Extended family members might be put through stressful experiences of shame and humiliation if their connection to the addict and his or her behavior becomes known. When dealing with a partner, the consequences of a substance abuse problem generally fall into psychological and resultant behavior and economic categories. Money, for example, can be diverted away from savings and joint interests, and toward fueling a habit.

There’s no easy way to date or love an addict. Falling for someone might seem fantastic, but when the truth of drug abuse sets in it can become a nightmare.

For example, addicts can backslide and begin using his or her substance of choice once again, known as a relapse. All of that being said, you might meet someone incredible who has many of the traits you are looking for in a partner, but who might also be struggling with addiction or be in the midst of recovery. When someone is dating an addict a nd that partner is in the midst of alcohol or drug addiction, it is easy for the sober partner to get caught up in the whirlwind of the partner who is addicted.

The reason behind this thinking is that substance abuse can really warp how people see themselves and their life. Once in recovery, you are just founding out again who you are while also trying to form healthy relationships with people on a similar journey.

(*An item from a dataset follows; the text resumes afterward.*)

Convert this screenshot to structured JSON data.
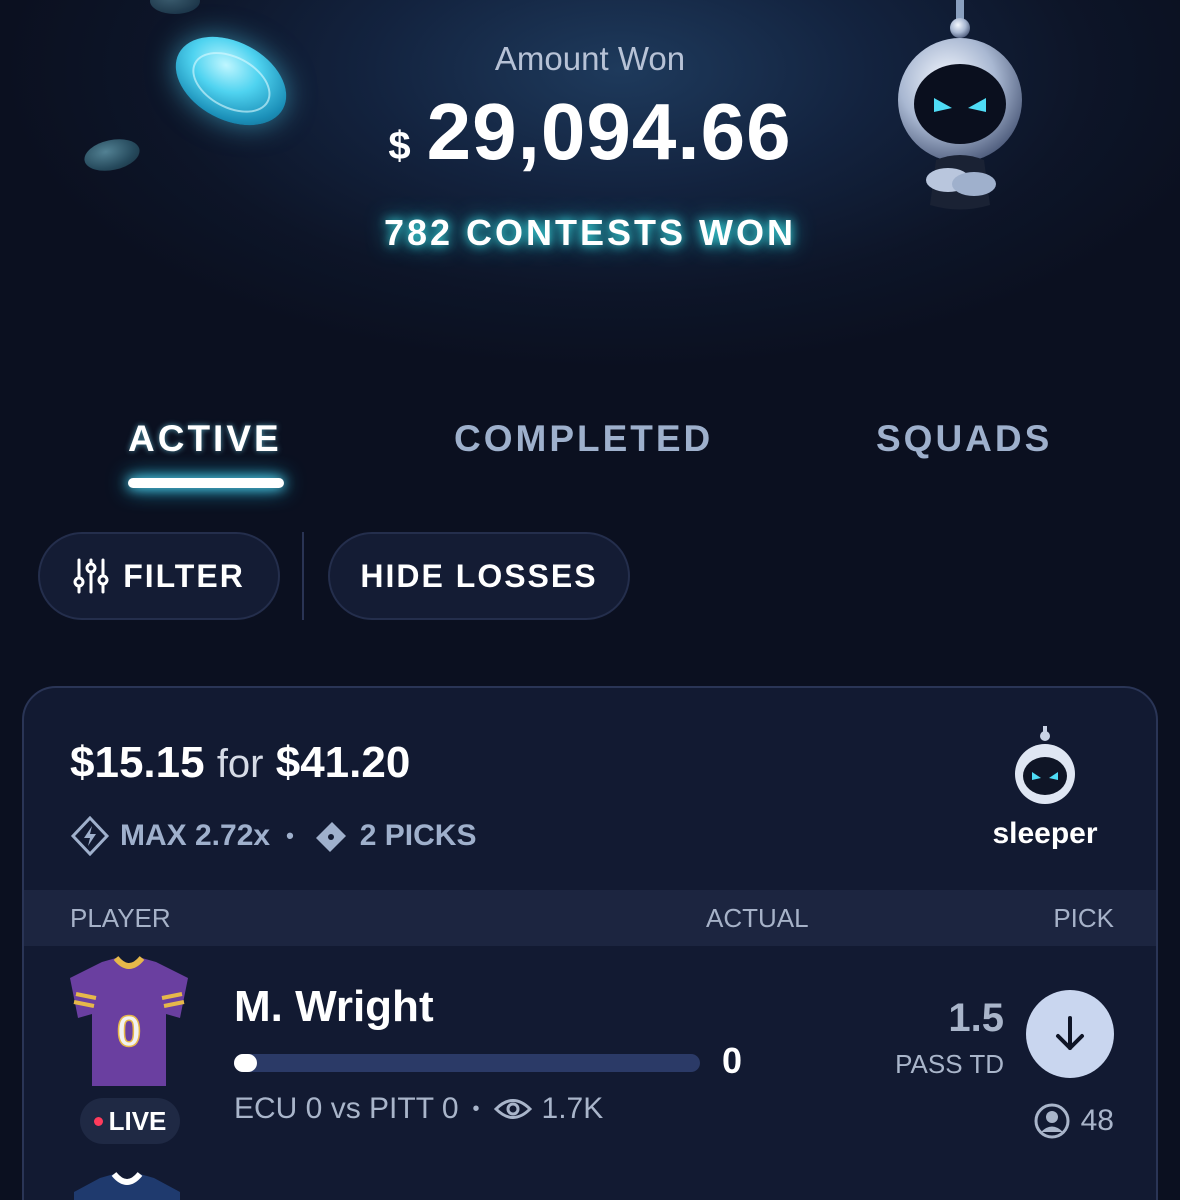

It is only through a time of reflection and sobriety that you can once again learn who you are and how you want to move forward in your life to get where you want to go.

Dating an Addict: Should I Stay or Should I Go?

They also have probably become experts at lying and making check this out about their whereabouts, friends and money, so you’ll want to check up on them constantly. It also goes the other way. If recovering addicts are trying to dating their relationships as far away from the relationship as possible, they will eventually resent you for questioning them. Dating is a reason addicts continue attending Narcotics Anonymous meetings and therapy dating; dealing with addiction is a lifelong battle.

As long as someone is in the midst of their addiction and not receiving help, a relationship with an addict is virtually impossible.

Relationships can be stressful in any circumstance. It is not easy to find someone who shares your values, will be supportive of you and your life goals, and is pursuing the goals you support. Even when everything is sparkly and new in the beginning, there are always a few red flags that pop up that indicate some work will be required in the future. The good news is that everyone is different.

Not everyone is in the same place in their relationship with drugs and alcohol or their ability to handle a serious relationship. The not-so-great news is that everyone is different. If you are considering a relationship with someone in recovery, you will need to invest a little extra time in getting to know them to truly grasp what it means to be in a relationship with them. The urgency of the announcement is to let you know that it will be a factor in your relationship if one should unfold.

Ask questions. Ask them open-ended questions and let them share what they feel comfortable with. Really listen to their answers and pay attention to their body language.

‘RELATIONSHIPS DURING RECOVERY’ by Peter Walker